# [DIRECTIONS]
If a line in the records below contains "content", copy that line.
========================================================================
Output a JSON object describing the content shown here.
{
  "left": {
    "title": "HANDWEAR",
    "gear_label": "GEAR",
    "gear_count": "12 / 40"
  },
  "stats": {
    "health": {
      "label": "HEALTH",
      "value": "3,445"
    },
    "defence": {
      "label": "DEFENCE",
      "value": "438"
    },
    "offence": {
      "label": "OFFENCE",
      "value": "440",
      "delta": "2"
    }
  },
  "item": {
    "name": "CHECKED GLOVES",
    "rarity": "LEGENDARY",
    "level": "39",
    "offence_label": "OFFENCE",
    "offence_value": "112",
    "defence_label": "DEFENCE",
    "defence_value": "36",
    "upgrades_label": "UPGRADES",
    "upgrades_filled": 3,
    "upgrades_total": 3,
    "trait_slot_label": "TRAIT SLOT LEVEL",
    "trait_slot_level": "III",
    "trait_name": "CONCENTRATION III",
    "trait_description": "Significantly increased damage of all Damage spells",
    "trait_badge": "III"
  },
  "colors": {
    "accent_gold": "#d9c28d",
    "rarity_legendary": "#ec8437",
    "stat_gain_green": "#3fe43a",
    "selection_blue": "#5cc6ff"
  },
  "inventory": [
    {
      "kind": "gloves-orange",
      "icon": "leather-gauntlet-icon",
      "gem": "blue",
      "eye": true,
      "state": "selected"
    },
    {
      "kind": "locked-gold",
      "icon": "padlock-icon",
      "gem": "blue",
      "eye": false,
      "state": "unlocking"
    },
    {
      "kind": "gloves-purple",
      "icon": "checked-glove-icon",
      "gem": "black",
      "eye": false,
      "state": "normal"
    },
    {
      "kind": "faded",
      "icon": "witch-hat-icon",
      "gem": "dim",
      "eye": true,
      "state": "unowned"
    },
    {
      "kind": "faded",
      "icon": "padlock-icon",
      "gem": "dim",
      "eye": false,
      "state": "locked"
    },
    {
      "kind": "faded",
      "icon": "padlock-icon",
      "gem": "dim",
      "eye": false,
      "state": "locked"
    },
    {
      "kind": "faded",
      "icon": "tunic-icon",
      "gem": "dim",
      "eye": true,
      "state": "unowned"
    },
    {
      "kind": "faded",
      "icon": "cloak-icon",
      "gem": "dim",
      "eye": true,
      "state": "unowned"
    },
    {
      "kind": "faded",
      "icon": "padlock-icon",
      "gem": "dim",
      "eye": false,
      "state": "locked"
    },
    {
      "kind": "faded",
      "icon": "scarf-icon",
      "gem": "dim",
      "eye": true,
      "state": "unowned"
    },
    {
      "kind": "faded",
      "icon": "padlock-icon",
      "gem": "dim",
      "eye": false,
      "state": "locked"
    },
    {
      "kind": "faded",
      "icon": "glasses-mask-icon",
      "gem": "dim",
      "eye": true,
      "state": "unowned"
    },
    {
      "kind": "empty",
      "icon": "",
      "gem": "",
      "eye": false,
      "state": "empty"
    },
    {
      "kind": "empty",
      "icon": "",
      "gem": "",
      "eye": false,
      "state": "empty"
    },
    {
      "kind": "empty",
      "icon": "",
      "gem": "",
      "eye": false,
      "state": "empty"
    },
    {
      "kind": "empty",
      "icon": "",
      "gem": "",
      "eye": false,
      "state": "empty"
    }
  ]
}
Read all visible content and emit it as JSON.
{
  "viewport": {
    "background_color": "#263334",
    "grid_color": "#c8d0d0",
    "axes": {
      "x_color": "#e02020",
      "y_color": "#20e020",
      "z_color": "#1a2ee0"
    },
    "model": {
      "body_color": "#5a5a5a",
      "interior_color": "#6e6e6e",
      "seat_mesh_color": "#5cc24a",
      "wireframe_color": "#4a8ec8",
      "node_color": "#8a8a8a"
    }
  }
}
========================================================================
# [ANSWER AREA]
Output a JSON object describing the content shown here.
Read all visible content and emit it as JSON.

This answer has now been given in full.